Entries taken from a collection
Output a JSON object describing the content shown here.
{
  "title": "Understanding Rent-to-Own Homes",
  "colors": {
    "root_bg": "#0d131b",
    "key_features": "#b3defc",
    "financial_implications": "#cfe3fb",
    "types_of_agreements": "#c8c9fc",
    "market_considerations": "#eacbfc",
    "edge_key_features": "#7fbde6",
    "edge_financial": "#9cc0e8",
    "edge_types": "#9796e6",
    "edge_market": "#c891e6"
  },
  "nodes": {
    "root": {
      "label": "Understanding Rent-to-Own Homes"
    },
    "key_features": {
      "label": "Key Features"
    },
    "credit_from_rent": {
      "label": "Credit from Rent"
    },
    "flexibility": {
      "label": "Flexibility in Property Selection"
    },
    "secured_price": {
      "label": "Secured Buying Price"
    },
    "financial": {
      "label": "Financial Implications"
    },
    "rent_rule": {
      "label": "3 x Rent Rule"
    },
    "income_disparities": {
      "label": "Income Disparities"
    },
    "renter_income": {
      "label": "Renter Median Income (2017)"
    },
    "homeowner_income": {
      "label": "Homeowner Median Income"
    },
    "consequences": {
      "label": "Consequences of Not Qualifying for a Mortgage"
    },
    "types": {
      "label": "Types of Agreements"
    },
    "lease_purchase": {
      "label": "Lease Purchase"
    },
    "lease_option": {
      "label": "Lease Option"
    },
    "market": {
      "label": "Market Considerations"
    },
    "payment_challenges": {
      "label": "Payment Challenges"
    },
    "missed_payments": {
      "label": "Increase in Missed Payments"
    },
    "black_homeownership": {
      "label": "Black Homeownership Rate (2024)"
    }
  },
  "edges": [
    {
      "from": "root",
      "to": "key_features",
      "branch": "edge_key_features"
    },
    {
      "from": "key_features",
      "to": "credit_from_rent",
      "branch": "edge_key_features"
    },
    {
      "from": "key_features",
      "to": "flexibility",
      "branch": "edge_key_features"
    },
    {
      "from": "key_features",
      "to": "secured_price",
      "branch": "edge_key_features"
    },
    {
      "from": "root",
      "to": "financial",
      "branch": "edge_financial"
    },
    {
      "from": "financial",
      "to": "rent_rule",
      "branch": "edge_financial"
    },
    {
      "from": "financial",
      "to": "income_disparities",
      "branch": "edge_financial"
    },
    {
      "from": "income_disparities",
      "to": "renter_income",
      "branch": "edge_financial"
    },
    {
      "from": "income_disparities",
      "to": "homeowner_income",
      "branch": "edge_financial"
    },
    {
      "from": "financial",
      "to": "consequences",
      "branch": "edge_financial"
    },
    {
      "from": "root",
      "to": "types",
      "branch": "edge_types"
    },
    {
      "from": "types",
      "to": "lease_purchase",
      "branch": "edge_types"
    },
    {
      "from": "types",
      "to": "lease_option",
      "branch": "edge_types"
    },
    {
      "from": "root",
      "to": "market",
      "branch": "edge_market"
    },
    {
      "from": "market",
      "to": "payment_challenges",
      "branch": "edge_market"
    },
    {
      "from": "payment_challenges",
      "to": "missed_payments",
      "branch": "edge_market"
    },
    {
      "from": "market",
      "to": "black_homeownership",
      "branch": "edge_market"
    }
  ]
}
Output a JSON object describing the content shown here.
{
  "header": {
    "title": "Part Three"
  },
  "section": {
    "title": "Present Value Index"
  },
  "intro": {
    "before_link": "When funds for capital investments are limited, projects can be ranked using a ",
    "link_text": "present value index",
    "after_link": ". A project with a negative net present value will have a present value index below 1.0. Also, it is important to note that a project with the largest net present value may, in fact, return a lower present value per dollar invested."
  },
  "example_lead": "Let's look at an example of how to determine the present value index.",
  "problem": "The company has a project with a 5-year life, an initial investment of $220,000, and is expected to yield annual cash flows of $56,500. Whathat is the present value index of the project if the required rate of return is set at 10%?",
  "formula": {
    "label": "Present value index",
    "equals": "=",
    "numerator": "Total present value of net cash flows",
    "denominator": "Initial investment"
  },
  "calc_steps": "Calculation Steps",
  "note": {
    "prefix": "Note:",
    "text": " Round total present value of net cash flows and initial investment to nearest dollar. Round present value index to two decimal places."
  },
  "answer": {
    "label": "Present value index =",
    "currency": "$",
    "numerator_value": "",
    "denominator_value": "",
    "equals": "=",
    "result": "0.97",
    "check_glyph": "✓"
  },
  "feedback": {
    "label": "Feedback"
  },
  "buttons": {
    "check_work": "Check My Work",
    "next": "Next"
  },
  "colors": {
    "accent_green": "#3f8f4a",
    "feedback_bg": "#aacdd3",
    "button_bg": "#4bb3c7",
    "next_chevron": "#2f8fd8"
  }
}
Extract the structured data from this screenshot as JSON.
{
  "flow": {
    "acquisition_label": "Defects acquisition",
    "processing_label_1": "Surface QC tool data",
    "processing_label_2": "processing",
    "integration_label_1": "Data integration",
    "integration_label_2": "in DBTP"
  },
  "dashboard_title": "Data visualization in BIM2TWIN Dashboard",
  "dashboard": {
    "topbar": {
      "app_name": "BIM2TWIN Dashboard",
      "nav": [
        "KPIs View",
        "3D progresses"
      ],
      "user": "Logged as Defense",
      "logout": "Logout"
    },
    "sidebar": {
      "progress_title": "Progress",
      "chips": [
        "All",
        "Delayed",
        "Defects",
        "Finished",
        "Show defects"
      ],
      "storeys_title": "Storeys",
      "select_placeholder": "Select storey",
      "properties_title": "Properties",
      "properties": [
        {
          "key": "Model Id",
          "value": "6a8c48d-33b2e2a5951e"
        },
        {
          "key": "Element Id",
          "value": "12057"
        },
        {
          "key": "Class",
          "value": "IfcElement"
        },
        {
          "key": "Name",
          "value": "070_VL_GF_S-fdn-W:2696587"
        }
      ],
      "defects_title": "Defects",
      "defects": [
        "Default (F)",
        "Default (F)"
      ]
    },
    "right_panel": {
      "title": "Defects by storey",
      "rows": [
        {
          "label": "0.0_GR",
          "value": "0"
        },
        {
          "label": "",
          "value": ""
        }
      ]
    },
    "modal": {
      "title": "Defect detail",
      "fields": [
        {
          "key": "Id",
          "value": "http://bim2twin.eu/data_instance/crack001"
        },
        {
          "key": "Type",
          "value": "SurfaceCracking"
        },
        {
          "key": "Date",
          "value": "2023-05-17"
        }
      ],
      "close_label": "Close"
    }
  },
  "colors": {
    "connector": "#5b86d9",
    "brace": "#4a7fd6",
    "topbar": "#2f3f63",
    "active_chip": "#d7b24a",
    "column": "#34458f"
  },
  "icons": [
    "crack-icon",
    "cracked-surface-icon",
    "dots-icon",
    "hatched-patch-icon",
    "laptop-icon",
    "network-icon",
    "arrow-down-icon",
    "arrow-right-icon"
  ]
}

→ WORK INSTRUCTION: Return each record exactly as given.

→ RESULT OF THE EXERCISE:
Output a JSON object describing the content shown here.
{
  "title": "Understanding Rent-to-Own Homes",
  "colors": {
    "root_bg": "#0d131b",
    "key_features": "#b3defc",
    "financial_implications": "#cfe3fb",
    "types_of_agreements": "#c8c9fc",
    "market_considerations": "#eacbfc",
    "edge_key_features": "#7fbde6",
    "edge_financial": "#9cc0e8",
    "edge_types": "#9796e6",
    "edge_market": "#c891e6"
  },
  "nodes": {
    "root": {
      "label": "Understanding Rent-to-Own Homes"
    },
    "key_features": {
      "label": "Key Features"
    },
    "credit_from_rent": {
      "label": "Credit from Rent"
    },
    "flexibility": {
      "label": "Flexibility in Property Selection"
    },
    "secured_price": {
      "label": "Secured Buying Price"
    },
    "financial": {
      "label": "Financial Implications"
    },
    "rent_rule": {
      "label": "3 x Rent Rule"
    },
    "income_disparities": {
      "label": "Income Disparities"
    },
    "renter_income": {
      "label": "Renter Median Income (2017)"
    },
    "homeowner_income": {
      "label": "Homeowner Median Income"
    },
    "consequences": {
      "label": "Consequences of Not Qualifying for a Mortgage"
    },
    "types": {
      "label": "Types of Agreements"
    },
    "lease_purchase": {
      "label": "Lease Purchase"
    },
    "lease_option": {
      "label": "Lease Option"
    },
    "market": {
      "label": "Market Considerations"
    },
    "payment_challenges": {
      "label": "Payment Challenges"
    },
    "missed_payments": {
      "label": "Increase in Missed Payments"
    },
    "black_homeownership": {
      "label": "Black Homeownership Rate (2024)"
    }
  },
  "edges": [
    {
      "from": "root",
      "to": "key_features",
      "branch": "edge_key_features"
    },
    {
      "from": "key_features",
      "to": "credit_from_rent",
      "branch": "edge_key_features"
    },
    {
      "from": "key_features",
      "to": "flexibility",
      "branch": "edge_key_features"
    },
    {
      "from": "key_features",
      "to": "secured_price",
      "branch": "edge_key_features"
    },
    {
      "from": "root",
      "to": "financial",
      "branch": "edge_financial"
    },
    {
      "from": "financial",
      "to": "rent_rule",
      "branch": "edge_financial"
    },
    {
      "from": "financial",
      "to": "income_disparities",
      "branch": "edge_financial"
    },
    {
      "from": "income_disparities",
      "to": "renter_income",
      "branch": "edge_financial"
    },
    {
      "from": "income_disparities",
      "to": "homeowner_income",
      "branch": "edge_financial"
    },
    {
      "from": "financial",
      "to": "consequences",
      "branch": "edge_financial"
    },
    {
      "from": "root",
      "to": "types",
      "branch": "edge_types"
    },
    {
      "from": "types",
      "to": "lease_purchase",
      "branch": "edge_types"
    },
    {
      "from": "types",
      "to": "lease_option",
      "branch": "edge_types"
    },
    {
      "from": "root",
      "to": "market",
      "branch": "edge_market"
    },
    {
      "from": "market",
      "to": "payment_challenges",
      "branch": "edge_market"
    },
    {
      "from": "payment_challenges",
      "to": "missed_payments",
      "branch": "edge_market"
    },
    {
      "from": "market",
      "to": "black_homeownership",
      "branch": "edge_market"
    }
  ]
}
Output a JSON object describing the content shown here.
{
  "header": {
    "title": "Part Three"
  },
  "section": {
    "title": "Present Value Index"
  },
  "intro": {
    "before_link": "When funds for capital investments are limited, projects can be ranked using a ",
    "link_text": "present value index",
    "after_link": ". A project with a negative net present value will have a present value index below 1.0. Also, it is important to note that a project with the largest net present value may, in fact, return a lower present value per dollar invested."
  },
  "example_lead": "Let's look at an example of how to determine the present value index.",
  "problem": "The company has a project with a 5-year life, an initial investment of $220,000, and is expected to yield annual cash flows of $56,500. Whathat is the present value index of the project if the required rate of return is set at 10%?",
  "formula": {
    "label": "Present value index",
    "equals": "=",
    "numerator": "Total present value of net cash flows",
    "denominator": "Initial investment"
  },
  "calc_steps": "Calculation Steps",
  "note": {
    "prefix": "Note:",
    "text": " Round total present value of net cash flows and initial investment to nearest dollar. Round present value index to two decimal places."
  },
  "answer": {
    "label": "Present value index =",
    "currency": "$",
    "numerator_value": "",
    "denominator_value": "",
    "equals": "=",
    "result": "0.97",
    "check_glyph": "✓"
  },
  "feedback": {
    "label": "Feedback"
  },
  "buttons": {
    "check_work": "Check My Work",
    "next": "Next"
  },
  "colors": {
    "accent_green": "#3f8f4a",
    "feedback_bg": "#aacdd3",
    "button_bg": "#4bb3c7",
    "next_chevron": "#2f8fd8"
  }
}
Extract the structured data from this screenshot as JSON.
{
  "flow": {
    "acquisition_label": "Defects acquisition",
    "processing_label_1": "Surface QC tool data",
    "processing_label_2": "processing",
    "integration_label_1": "Data integration",
    "integration_label_2": "in DBTP"
  },
  "dashboard_title": "Data visualization in BIM2TWIN Dashboard",
  "dashboard": {
    "topbar": {
      "app_name": "BIM2TWIN Dashboard",
      "nav": [
        "KPIs View",
        "3D progresses"
      ],
      "user": "Logged as Defense",
      "logout": "Logout"
    },
    "sidebar": {
      "progress_title": "Progress",
      "chips": [
        "All",
        "Delayed",
        "Defects",
        "Finished",
        "Show defects"
      ],
      "storeys_title": "Storeys",
      "select_placeholder": "Select storey",
      "properties_title": "Properties",
      "properties": [
        {
          "key": "Model Id",
          "value": "6a8c48d-33b2e2a5951e"
        },
        {
          "key": "Element Id",
          "value": "12057"
        },
        {
          "key": "Class",
          "value": "IfcElement"
        },
        {
          "key": "Name",
          "value": "070_VL_GF_S-fdn-W:2696587"
        }
      ],
      "defects_title": "Defects",
      "defects": [
        "Default (F)",
        "Default (F)"
      ]
    },
    "right_panel": {
      "title": "Defects by storey",
      "rows": [
        {
          "label": "0.0_GR",
          "value": "0"
        },
        {
          "label": "",
          "value": ""
        }
      ]
    },
    "modal": {
      "title": "Defect detail",
      "fields": [
        {
          "key": "Id",
          "value": "http://bim2twin.eu/data_instance/crack001"
        },
        {
          "key": "Type",
          "value": "SurfaceCracking"
        },
        {
          "key": "Date",
          "value": "2023-05-17"
        }
      ],
      "close_label": "Close"
    }
  },
  "colors": {
    "connector": "#5b86d9",
    "brace": "#4a7fd6",
    "topbar": "#2f3f63",
    "active_chip": "#d7b24a",
    "column": "#34458f"
  },
  "icons": [
    "crack-icon",
    "cracked-surface-icon",
    "dots-icon",
    "hatched-patch-icon",
    "laptop-icon",
    "network-icon",
    "arrow-down-icon",
    "arrow-right-icon"
  ]
}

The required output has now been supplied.